→ **Required action**:
The reply should hold every line of the listing exactly, and none of its images.

*** Opening The data ***

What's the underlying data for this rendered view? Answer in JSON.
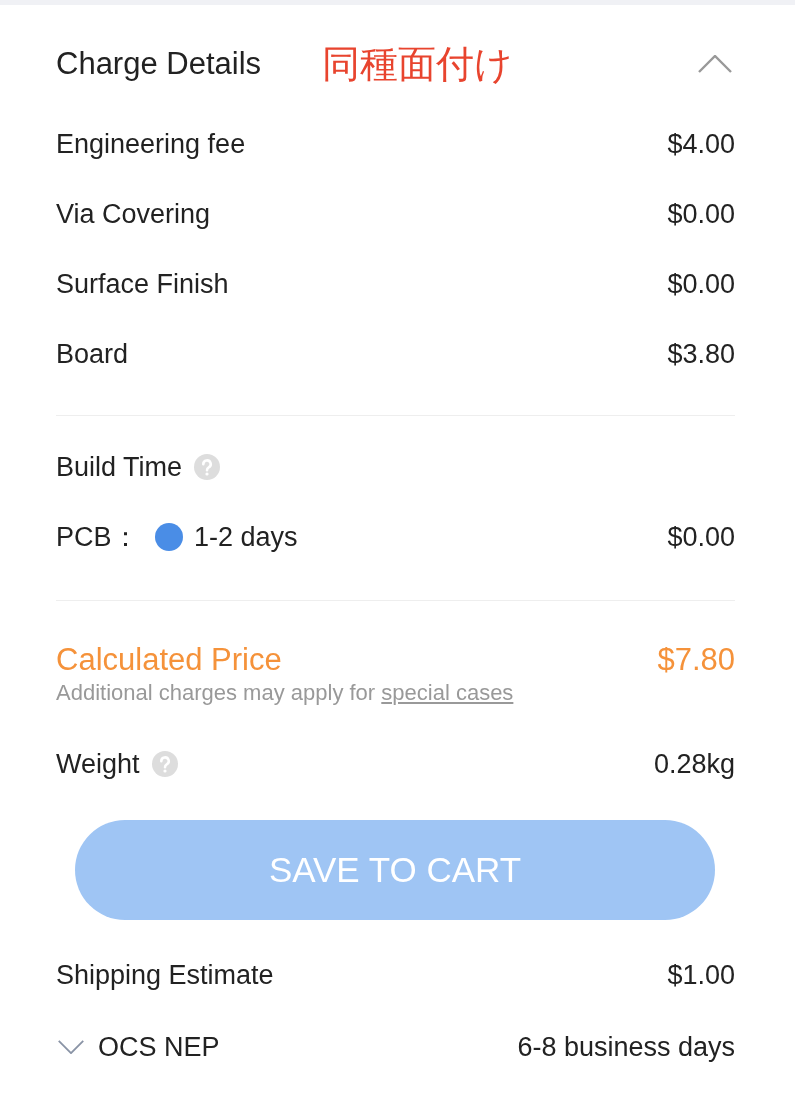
{
  "charge_details": {
    "title": "Charge Details",
    "annotation": "同種面付け",
    "expanded": true,
    "items": [
      {
        "label": "Engineering fee",
        "value": "$4.00"
      },
      {
        "label": "Via Covering",
        "value": "$0.00"
      },
      {
        "label": "Surface Finish",
        "value": "$0.00"
      },
      {
        "label": "Board",
        "value": "$3.80"
      }
    ]
  },
  "build_time": {
    "label": "Build Time",
    "options": [
      {
        "label": "PCB：",
        "option": "1-2 days",
        "selected": true,
        "price": "$0.00"
      }
    ]
  },
  "calculated_price": {
    "label": "Calculated Price",
    "value": "$7.80",
    "note": "Additional charges may apply for ",
    "note_link": "special cases"
  },
  "weight": {
    "label": "Weight",
    "value": "0.28kg"
  },
  "save_button": {
    "label": "SAVE TO CART",
    "disabled": true
  },
  "shipping": {
    "label": "Shipping Estimate",
    "value": "$1.00",
    "method": {
      "name": "OCS NEP",
      "time": "6-8 business days",
      "expanded": false
    }
  }
}
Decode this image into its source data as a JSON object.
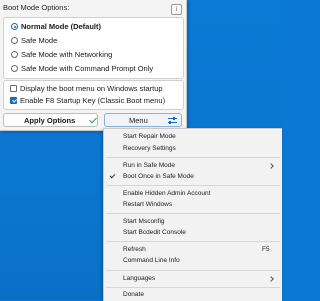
{
  "panel": {
    "title": "Boot Mode Options:",
    "info_glyph": "i",
    "boot_modes": [
      {
        "label": "Normal Mode (Default)",
        "selected": true
      },
      {
        "label": "Safe Mode",
        "selected": false
      },
      {
        "label": "Safe Mode with Networking",
        "selected": false
      },
      {
        "label": "Safe Mode with Command Prompt Only",
        "selected": false
      }
    ],
    "options": [
      {
        "label": "Display the boot menu on Windows startup",
        "checked": false
      },
      {
        "label": "Enable F8 Startup Key (Classic Boot menu)",
        "checked": true
      }
    ],
    "apply_label": "Apply Options",
    "menu_label": "Menu"
  },
  "menu": {
    "items": [
      {
        "label": "Start Repair Mode"
      },
      {
        "label": "Recovery Settings"
      },
      {
        "label": "Run in Safe Mode",
        "submenu": true
      },
      {
        "label": "Boot Once in Safe Mode",
        "checked": true
      },
      {
        "label": "Enable Hidden Admin Account"
      },
      {
        "label": "Restart Windows"
      },
      {
        "label": "Start Msconfig"
      },
      {
        "label": "Start Bcdedit Console"
      },
      {
        "label": "Refresh",
        "shortcut": "F5"
      },
      {
        "label": "Command Line Info"
      },
      {
        "label": "Languages",
        "submenu": true
      },
      {
        "label": "Donate"
      }
    ]
  },
  "colors": {
    "desktop": "#0a78d4",
    "accent": "#1867c0",
    "check_green": "#2e9e3e"
  }
}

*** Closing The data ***

→ **Problem solution**:
What's the underlying data for this rendered view? Answer in JSON.
{
  "charge_details": {
    "title": "Charge Details",
    "annotation": "同種面付け",
    "expanded": true,
    "items": [
      {
        "label": "Engineering fee",
        "value": "$4.00"
      },
      {
        "label": "Via Covering",
        "value": "$0.00"
      },
      {
        "label": "Surface Finish",
        "value": "$0.00"
      },
      {
        "label": "Board",
        "value": "$3.80"
      }
    ]
  },
  "build_time": {
    "label": "Build Time",
    "options": [
      {
        "label": "PCB：",
        "option": "1-2 days",
        "selected": true,
        "price": "$0.00"
      }
    ]
  },
  "calculated_price": {
    "label": "Calculated Price",
    "value": "$7.80",
    "note": "Additional charges may apply for ",
    "note_link": "special cases"
  },
  "weight": {
    "label": "Weight",
    "value": "0.28kg"
  },
  "save_button": {
    "label": "SAVE TO CART",
    "disabled": true
  },
  "shipping": {
    "label": "Shipping Estimate",
    "value": "$1.00",
    "method": {
      "name": "OCS NEP",
      "time": "6-8 business days",
      "expanded": false
    }
  }
}
Decode this image into its source data as a JSON object.
{
  "panel": {
    "title": "Boot Mode Options:",
    "info_glyph": "i",
    "boot_modes": [
      {
        "label": "Normal Mode (Default)",
        "selected": true
      },
      {
        "label": "Safe Mode",
        "selected": false
      },
      {
        "label": "Safe Mode with Networking",
        "selected": false
      },
      {
        "label": "Safe Mode with Command Prompt Only",
        "selected": false
      }
    ],
    "options": [
      {
        "label": "Display the boot menu on Windows startup",
        "checked": false
      },
      {
        "label": "Enable F8 Startup Key (Classic Boot menu)",
        "checked": true
      }
    ],
    "apply_label": "Apply Options",
    "menu_label": "Menu"
  },
  "menu": {
    "items": [
      {
        "label": "Start Repair Mode"
      },
      {
        "label": "Recovery Settings"
      },
      {
        "label": "Run in Safe Mode",
        "submenu": true
      },
      {
        "label": "Boot Once in Safe Mode",
        "checked": true
      },
      {
        "label": "Enable Hidden Admin Account"
      },
      {
        "label": "Restart Windows"
      },
      {
        "label": "Start Msconfig"
      },
      {
        "label": "Start Bcdedit Console"
      },
      {
        "label": "Refresh",
        "shortcut": "F5"
      },
      {
        "label": "Command Line Info"
      },
      {
        "label": "Languages",
        "submenu": true
      },
      {
        "label": "Donate"
      }
    ]
  },
  "colors": {
    "desktop": "#0a78d4",
    "accent": "#1867c0",
    "check_green": "#2e9e3e"
  }
}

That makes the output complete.